Fourth factor in Pharma patent infringement cases
This post analyses the weightage of fourth factor that is ‘public interest’ in granting interim injunction in the pharmaceutical cases in light of an ex parte interim injunction granted in Novartis Ag & Anr vs Sun Pharmaceutical Industries [CS(COMM) 85/2020].
Novartis Ag (hereinafter ‘Novartis’) on the basis of a patent (IN 237430) for their compound ‘NILOTINIB’ filed an infringement suit against Sun Pharmaceutical Industries (hereinafter ‘Sun’). Novartis argued that its patent is valid until 4th July, 2023. They have come to know about Sun’s intention to launch the product through an official announcement made by them at an annual conference and also on the basis of a report that confirms Sun has already obtained a manufacturing license for NILOTINIB and intends to commercialize, manufacture and supply the drug on receipt of orders.
The court while granting the injunction looked into the following:
- Cipla Ltd. had filed a pre-grant opposition to Novartis patent application for NILOTINIB claiming anticipation, obviousness and that no inventive step was involved. The pre-grant opposition of Cipla Ltd. was rejected by the Patent Office;
- The Court noted Novartis contention that the patent has successfully worked in India at a reasonable price and number of other companies who proposed to launch the product infringing the plaintiff’s suit patent IN 237430 agreed not to do so until the validity of the suit patent.
The court concluded that the validity of the patent has already been tested in the pre-grant opposition filed by Cipla. Thus, prima facie case is made out in favour of Novartis and restrained Sun from launching the product that would infringe Novartis patent. The order has been criticized for court not having elaborated on three elements for grant of interim injunction i.e. prima facie case, balance of convenience and irreparable harm and more on the account of not having discussed the fourth element in pharma cases i.e. public interest.
The public interest defence has often been pushed as a “one size fits all” approach in every pharma patent infringement matter. While, it is a strong argument that an injunction in pharma patent matter not only affects the interest of the infringer but also the consumer. However, in this case while granting the interim injunction, the court did note specific pleading of the Novartis that the patent is successfully worked at a reasonable price. The question then comes should public interest be determined after trial in all pharma patent infringement suits. The trial is obviously a time consuming exercise and life of a Patent is limited.
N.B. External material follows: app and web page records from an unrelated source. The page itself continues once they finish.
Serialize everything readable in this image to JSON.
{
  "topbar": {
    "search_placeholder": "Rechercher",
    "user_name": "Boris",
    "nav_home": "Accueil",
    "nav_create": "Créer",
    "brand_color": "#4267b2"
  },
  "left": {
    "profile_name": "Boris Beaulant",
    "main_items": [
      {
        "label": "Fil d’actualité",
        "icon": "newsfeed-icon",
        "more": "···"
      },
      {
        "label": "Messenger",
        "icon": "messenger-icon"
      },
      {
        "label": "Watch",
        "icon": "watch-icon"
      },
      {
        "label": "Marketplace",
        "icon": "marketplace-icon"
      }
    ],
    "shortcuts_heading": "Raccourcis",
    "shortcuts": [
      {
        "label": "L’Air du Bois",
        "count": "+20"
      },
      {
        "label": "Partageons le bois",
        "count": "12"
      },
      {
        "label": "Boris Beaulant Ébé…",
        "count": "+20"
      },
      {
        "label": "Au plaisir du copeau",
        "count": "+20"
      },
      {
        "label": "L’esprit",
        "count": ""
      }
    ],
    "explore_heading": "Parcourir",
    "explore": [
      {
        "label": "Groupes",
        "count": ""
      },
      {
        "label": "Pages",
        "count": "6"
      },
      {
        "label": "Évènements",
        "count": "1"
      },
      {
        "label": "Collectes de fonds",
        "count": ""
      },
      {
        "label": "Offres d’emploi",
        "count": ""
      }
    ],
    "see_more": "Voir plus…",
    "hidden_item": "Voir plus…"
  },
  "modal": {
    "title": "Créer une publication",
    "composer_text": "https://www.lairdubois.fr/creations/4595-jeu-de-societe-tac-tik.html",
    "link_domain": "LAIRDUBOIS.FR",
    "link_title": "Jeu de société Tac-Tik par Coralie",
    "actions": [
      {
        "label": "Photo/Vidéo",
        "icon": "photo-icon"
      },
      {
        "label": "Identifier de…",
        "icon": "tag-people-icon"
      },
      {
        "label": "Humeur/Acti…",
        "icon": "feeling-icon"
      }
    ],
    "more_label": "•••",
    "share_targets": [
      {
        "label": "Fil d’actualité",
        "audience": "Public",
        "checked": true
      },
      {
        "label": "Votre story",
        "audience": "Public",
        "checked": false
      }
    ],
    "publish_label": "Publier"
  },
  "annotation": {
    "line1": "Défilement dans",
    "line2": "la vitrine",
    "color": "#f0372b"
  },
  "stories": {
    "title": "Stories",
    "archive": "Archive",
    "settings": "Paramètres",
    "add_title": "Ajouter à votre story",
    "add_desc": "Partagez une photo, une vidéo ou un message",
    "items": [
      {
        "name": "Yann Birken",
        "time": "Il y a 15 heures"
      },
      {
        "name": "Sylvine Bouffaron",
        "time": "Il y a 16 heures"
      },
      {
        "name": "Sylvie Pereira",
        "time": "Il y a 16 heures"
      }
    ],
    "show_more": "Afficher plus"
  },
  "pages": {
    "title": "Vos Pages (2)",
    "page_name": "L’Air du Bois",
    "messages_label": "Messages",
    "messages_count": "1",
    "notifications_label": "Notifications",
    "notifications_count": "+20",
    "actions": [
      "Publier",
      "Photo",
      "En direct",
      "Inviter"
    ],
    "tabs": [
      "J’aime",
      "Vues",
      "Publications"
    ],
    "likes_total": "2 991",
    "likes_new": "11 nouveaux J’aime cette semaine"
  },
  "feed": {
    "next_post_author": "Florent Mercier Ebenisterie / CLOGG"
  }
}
In other words denying interim injunction in all pharma patent cases, on account of public interest being determined post trial does not address the likely prejudice caused to the patentee. The question is debatable and there is of course no easy answer as the public interest finding would vary based on facts of each case.